The critical factor for CBDA and all other cannabinoids in helping regulate the endocannabinoid system is their ability to reach the cells after ingestion. This means that absorption properties of the cannabinoids is critical to getting the bioavailability needed to elicit any benefit, and luckily, acidic cannabinoids have significantly improved absorption properties compared to their decarboxylated forms (CBD, THC etc).

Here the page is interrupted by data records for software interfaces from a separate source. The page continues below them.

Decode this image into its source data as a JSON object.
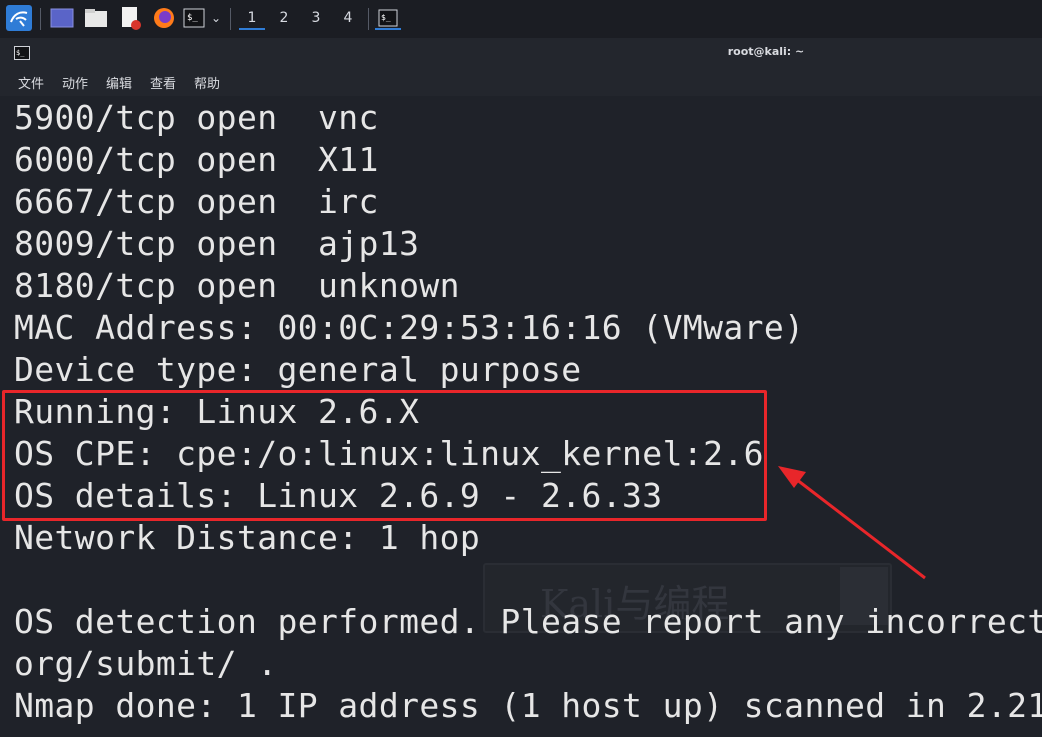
{
  "taskbar": {
    "workspaces": [
      "1",
      "2",
      "3",
      "4"
    ],
    "icons": [
      "kali-menu-icon",
      "show-desktop-icon",
      "file-manager-icon",
      "text-editor-icon",
      "firefox-icon",
      "terminal-icon"
    ]
  },
  "window": {
    "title": "root@kali: ~"
  },
  "menu": {
    "items": [
      "文件",
      "动作",
      "编辑",
      "查看",
      "帮助"
    ]
  },
  "terminal": {
    "lines": [
      "5900/tcp open  vnc",
      "6000/tcp open  X11",
      "6667/tcp open  irc",
      "8009/tcp open  ajp13",
      "8180/tcp open  unknown",
      "MAC Address: 00:0C:29:53:16:16 (VMware)",
      "Device type: general purpose",
      "Running: Linux 2.6.X",
      "OS CPE: cpe:/o:linux:linux_kernel:2.6",
      "OS details: Linux 2.6.9 - 2.6.33",
      "Network Distance: 1 hop",
      "",
      "OS detection performed. Please report any incorrect",
      "org/submit/ .",
      "Nmap done: 1 IP address (1 host up) scanned in 2.21"
    ],
    "watermark": "Kali与编程"
  },
  "annotation": {
    "color": "#e8262a"
  }
}
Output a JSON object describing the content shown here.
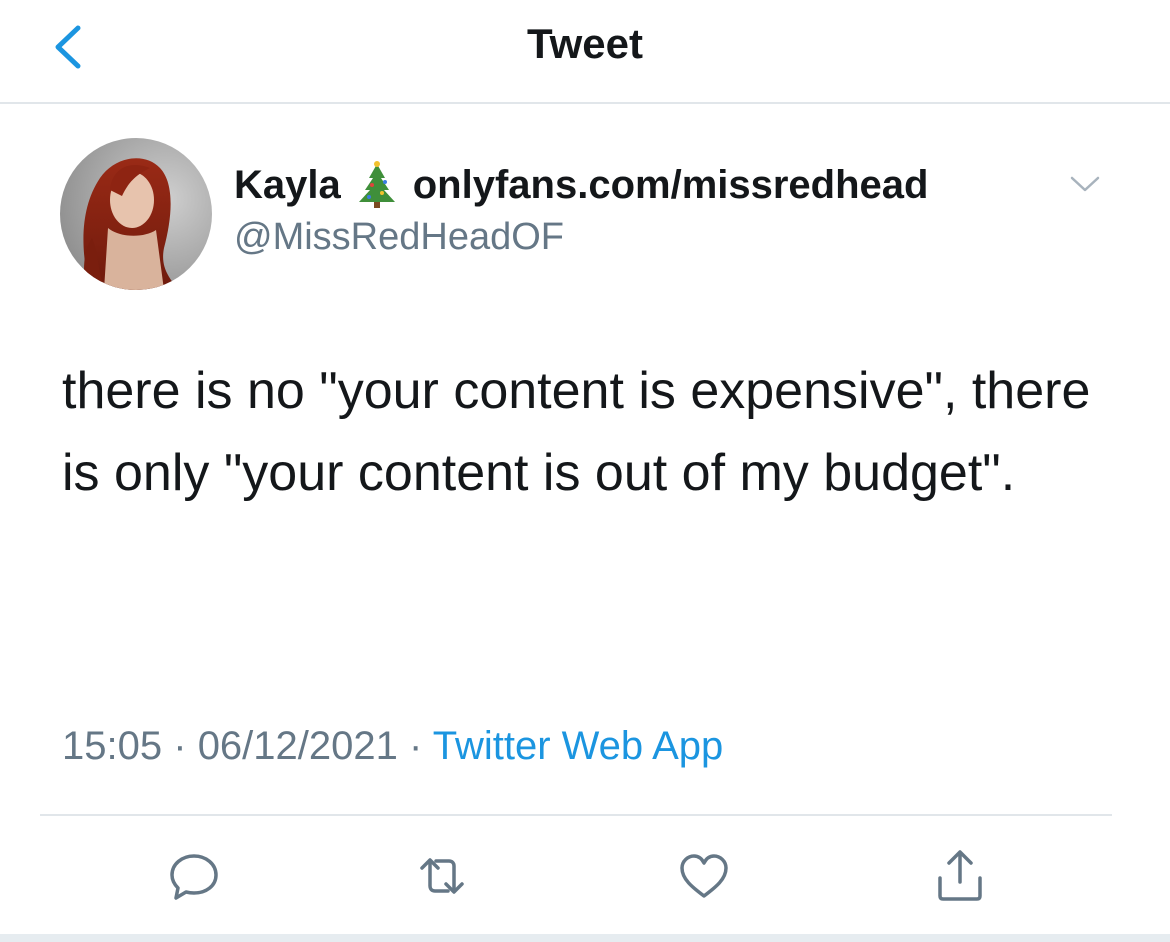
{
  "header": {
    "title": "Tweet",
    "back_icon": "chevron-left-icon"
  },
  "tweet": {
    "author": {
      "display_name": "Kayla",
      "emoji": "christmas-tree-icon",
      "link_in_name": "onlyfans.com/missredhead",
      "handle": "@MissRedHeadOF"
    },
    "text": "there is no \"your content is expensive\", there is only \"your content is out of my budget\".",
    "time": "15:05",
    "separator": "·",
    "date": "06/12/2021",
    "source": "Twitter Web App"
  },
  "actions": [
    "reply-icon",
    "retweet-icon",
    "like-icon",
    "share-icon"
  ],
  "colors": {
    "accent": "#1b95e0",
    "secondary_text": "#657786",
    "divider": "#e1e6ea"
  }
}
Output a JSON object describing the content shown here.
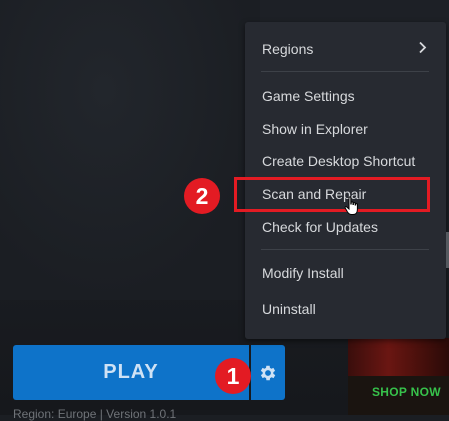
{
  "menu": {
    "regions": "Regions",
    "game_settings": "Game Settings",
    "show_in_explorer": "Show in Explorer",
    "create_shortcut": "Create Desktop Shortcut",
    "scan_and_repair": "Scan and Repair",
    "check_updates": "Check for Updates",
    "modify_install": "Modify Install",
    "uninstall": "Uninstall"
  },
  "play": {
    "label": "PLAY"
  },
  "version_line": "Region: Europe  |  Version 1.0.1",
  "promo": {
    "shop_now": "SHOP NOW"
  },
  "annotations": {
    "step1": "1",
    "step2": "2"
  },
  "colors": {
    "play_blue": "#0e73c9",
    "highlight_red": "#e31b23",
    "shop_green": "#37c24b",
    "menu_bg": "#272a31"
  },
  "icons": {
    "regions_chevron": "chevron-right-icon",
    "settings": "gear-icon",
    "cursor": "hand-pointer-icon"
  }
}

As mentioned above CBDA can interact with cannabinoid receptors, but recent studies indicate that the CB1 and CB2 receptors form dimer complexes and on the cell surface and only CBDA was able to elicit a marked increase in its formation. Interestingly, this same study found that CBDA was just as potent in activating the downstream inhibition of cAMP through the CB1 receptor as THC, and more potent than CBD. However, THC and CBGV were the most potent in activating ERK signaling, suggesting a multi-faceted CB1 receptor activation process that is different depending on the specific kind of cannabinoid that is present. This makes sense since THC can elicit a euphoric response and CBDA cannot, suggesting there must be differences in intracellular responses to cannabinoid receptor binding.
Pathobiology, or the mechanisms by which a disease develops and evolves, tend to be complex and vary over time, but there are often common overlapping themes at a molecular level that can be extrapolated for benefit. How, why, and when do endocannabinoid systems go awry, and what are the problems this may cause? These questions are typically answered by looking for changes in the amount of endocannabinoids, such as ANA or 2-AG, in living donor or in a model and comparing to a healthy control.
An Italian study that assessed the cerebral spinal fluid of patients with chronic migraines found that they had significantly less, almost half the concentration, of the endocannabinoid ANA than the healthy control arm with no migraine symptoms. While further studies would be needed to show a causation between endocannabinoid deficiency and migraines, other researchers have found that medical cannabis is a potent therapeutic for treating migraines.
Some common physiological functions the endocannabinoid system influences
The endocannabinoid system is starting to receive more attention in the biomedical research fields, but the overall understanding of its role in pathobiology of many diseases is still poorly understood.
Currently, published research has connected the endocannabinoid system to a number of physiological process that include:
- Learning and memory
- Chronic pain
- Immune system function including inflammation
- Muscle function
- Liver function
- Reproductive function
- Skin and associated nerve function
- Appetite and digestion function
The future of cannabinoids is bright, and the understanding of how they can benefit the endocannabinoid system for positive health benefits remains a compelling area of research. The mechanisms of how endocannabinoids work in the body is complex, and relies on many receptors and targets outside just the CB1 and CB2 receptors. The interplay of various cannabinoids and the array of cellular targets will continue to be an intriguing field and will yield great opportunities to fine tune the potential medicinal properties of these compounds.
Let us know if you would like us to research any specific topics in this area. Hope you enjoyed!
FAQ – CBDA and the Endocannabinoid System
CBDA is the most abundant cannabinoid in the hemp flower, and has been tested in pre clinical studies for pain sensitivity, seizures, stress, and inflammation. Interestingly, CBDA is between 450% and 1000% better absorbed than CBD, making it one of the most potent cannabinoids from the cannabis sativa plant species.
Yes, multiple pre clinical and human studies have found that CBDA is better absorbed than CBD, making it the most bioavailable cannabinoid around. Depending on the study, CBDA appears to be between 450% and over 1000% better absorbed than CBD. Similar to CBD, CBDA also interacts with the endocannabinoid system at the CB2 receptor.
Many people use CBDA for help with stress, anxiety, pain discomfort, and sleep, but the research focus on this cannabinoid has only just started. Unlike THC, CBDA is not psychoactive, so it will not get you high or trigger a positive drug test.